Would that the Lord would give me (along with Isaiah) a well-trained tongue, that I might know how to answer the weary a word that will waken them!
First, I would like to be awakened myself. Lent is over and has left me weary. Even Easter has not fully roused me. And as with other events in my life, I try to figure out why.
Maybe that’s the problem right there: trying to figure out what’s going on in my head and spirit. When I once complained about this to a wise friend, she answered with a question: “Can you simply rest in the mystery?” She may as well have been speaking Greek to me. Mysteries, to me, are puzzles meant to be solved. So, like Jacob, I spend my soul’s night wrestling with enigma, wearying myself with unending questions.
- Since Christ has come, why is the world still in such bad shape?
- Why do the innocent suffer?
- Why am I so often empty and dry?
- What does it mean to “rest in the mystery”?
- And why on earth am I sending this useless message into cyberspace?
OK, time to close the text book, Rosalie.
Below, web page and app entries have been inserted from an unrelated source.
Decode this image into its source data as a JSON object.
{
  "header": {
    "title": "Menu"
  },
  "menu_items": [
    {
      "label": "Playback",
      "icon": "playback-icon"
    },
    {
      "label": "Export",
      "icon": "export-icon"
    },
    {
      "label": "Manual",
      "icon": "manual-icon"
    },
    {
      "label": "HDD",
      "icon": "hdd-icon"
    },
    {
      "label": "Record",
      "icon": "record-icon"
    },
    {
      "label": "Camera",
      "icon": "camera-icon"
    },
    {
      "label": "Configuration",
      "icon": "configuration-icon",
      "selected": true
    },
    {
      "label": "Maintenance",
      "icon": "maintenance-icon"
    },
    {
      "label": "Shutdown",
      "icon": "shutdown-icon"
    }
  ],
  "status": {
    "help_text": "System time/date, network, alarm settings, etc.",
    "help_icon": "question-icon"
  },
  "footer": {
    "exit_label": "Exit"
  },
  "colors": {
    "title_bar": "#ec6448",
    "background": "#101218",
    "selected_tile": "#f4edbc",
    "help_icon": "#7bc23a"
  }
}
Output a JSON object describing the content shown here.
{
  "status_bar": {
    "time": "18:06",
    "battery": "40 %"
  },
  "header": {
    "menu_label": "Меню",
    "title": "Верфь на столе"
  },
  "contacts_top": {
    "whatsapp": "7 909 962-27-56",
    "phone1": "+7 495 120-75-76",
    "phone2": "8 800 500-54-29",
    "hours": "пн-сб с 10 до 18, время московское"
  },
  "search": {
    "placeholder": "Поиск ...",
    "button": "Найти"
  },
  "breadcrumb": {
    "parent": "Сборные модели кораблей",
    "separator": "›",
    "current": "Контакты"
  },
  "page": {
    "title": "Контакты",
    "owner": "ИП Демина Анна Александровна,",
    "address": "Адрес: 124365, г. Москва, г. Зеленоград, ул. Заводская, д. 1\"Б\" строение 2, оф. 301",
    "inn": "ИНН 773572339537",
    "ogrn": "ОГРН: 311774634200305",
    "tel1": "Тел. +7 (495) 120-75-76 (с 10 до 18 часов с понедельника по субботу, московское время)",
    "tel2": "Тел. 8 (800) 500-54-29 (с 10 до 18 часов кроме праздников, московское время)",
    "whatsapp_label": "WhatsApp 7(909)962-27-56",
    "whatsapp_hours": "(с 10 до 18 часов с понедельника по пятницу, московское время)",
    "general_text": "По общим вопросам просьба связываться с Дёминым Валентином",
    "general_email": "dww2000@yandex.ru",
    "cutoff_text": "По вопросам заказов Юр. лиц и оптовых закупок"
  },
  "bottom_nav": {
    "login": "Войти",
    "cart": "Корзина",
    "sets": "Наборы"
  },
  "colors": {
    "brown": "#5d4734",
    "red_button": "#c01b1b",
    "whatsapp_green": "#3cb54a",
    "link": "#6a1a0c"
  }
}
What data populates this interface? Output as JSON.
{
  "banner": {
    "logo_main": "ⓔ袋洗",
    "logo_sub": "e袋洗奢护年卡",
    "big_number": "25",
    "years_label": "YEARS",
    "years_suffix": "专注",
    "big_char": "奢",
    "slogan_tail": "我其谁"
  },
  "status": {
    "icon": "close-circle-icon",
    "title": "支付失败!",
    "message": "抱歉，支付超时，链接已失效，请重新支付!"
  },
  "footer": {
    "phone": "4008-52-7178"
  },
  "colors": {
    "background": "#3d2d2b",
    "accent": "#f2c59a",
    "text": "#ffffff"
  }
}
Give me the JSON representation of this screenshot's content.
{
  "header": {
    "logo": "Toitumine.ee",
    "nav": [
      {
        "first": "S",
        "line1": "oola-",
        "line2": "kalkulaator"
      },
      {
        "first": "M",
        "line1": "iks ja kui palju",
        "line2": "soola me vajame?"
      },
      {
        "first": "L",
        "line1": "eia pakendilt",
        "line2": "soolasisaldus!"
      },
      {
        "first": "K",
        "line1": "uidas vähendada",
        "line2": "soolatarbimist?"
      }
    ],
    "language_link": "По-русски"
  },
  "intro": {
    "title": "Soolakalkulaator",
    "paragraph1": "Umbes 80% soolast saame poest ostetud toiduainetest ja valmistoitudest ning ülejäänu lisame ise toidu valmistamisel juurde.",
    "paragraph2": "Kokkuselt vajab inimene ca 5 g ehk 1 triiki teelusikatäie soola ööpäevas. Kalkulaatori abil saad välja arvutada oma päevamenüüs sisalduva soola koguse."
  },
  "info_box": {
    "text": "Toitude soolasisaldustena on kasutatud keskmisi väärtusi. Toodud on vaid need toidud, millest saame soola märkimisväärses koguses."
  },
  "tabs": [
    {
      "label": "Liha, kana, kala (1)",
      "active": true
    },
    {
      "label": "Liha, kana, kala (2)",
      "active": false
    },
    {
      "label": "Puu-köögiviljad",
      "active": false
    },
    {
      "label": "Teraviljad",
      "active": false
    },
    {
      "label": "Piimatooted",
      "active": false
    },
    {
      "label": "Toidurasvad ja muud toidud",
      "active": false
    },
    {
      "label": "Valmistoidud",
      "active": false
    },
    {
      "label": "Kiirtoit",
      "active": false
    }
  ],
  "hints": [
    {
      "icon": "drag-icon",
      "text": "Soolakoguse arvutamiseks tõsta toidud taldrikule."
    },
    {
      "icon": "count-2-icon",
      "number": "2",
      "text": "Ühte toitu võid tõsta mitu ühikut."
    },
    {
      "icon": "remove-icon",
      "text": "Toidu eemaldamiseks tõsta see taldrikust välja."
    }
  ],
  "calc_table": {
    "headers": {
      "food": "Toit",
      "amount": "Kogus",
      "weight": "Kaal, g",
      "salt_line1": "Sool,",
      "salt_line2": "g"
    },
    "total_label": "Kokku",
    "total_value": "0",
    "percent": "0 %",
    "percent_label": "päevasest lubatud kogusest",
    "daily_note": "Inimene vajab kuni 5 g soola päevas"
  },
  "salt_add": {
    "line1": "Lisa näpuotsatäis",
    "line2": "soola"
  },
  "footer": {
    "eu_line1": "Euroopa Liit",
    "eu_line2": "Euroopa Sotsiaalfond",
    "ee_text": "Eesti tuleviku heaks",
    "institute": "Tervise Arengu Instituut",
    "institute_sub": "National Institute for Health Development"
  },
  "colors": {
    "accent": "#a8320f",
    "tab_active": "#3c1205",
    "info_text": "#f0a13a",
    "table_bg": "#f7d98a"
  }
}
The answers aren’t there. This is one of the many exams I can’t and won’t ace.
No, the very nature of mystery is that one can’t solve it with whys and hows.
Because of the restlessness produced by not having answers, I was reminded of Augustine (our hearts are restless until they rest in Thee) and then, in turn, to comments about Augustine by Rowan Williams, former Archbishop of Canterbury. Williams refers to Augustine’s being “deeply, even disturbingly, affected by music” so that where words fail, music steps in to supply the soul’s need for expression. The music of the heart surpasses the music of instruments.
Commenting on the Psalms, Augustine writes of “jubilant” singing:
This kind of singing is a sound which means that the heart is giving birth to something it cannot speak of . . . the ineffable God – ineffable because you cannot talk about him. And if you cannot talk about him, and it is improper just to keep silence, why, what is there left for you to do but “jubilate” – with your heart rejoicing without words, and the immense breadth of your joy not rationed out in syllables?
It seems that such “jubilance” comes from the heart having discovered the beauty and love of God, unable to express it in any way resembling words.
But of course, though this teacher (moi) is no longer in the classroom, the classroom has not left her. What’s the lesson here? What does this all mean to me? I timidly raise my hand:
Could it be what Augustine discovered? That our hearts – my heart – is restless until it seeks its rest in a simple, quiet and even brainless leap into the heart of Christ?
Rowan Williams* and Augustine say it better:
The violent love of God breaks through deafness and blindness; the violent desire of human souls for God breaks through dumbness. The heart has no words, but it cannot contain itself in silence.
*The Wound of Knowledge, Rowan Williams. Cowley Publications, Cambridge, Mass. Pp. 98-99
And Augustine, in Expositions of the Psalms, writes that the only way to calm our restlessness is to love and desire always:
There is a kind of prayer that never ceases, an interior prayer that is desire… Your continuous desire is your continuous voice. You will only fall silent if you stop loving. Love grown cold is the heart’s silence; love on fire is the heart’s clamor. If your love abides all the time, you are crying out all the time; if you are crying out all the time, you are desiring all the time; and if you are desiring, you are returning to rest.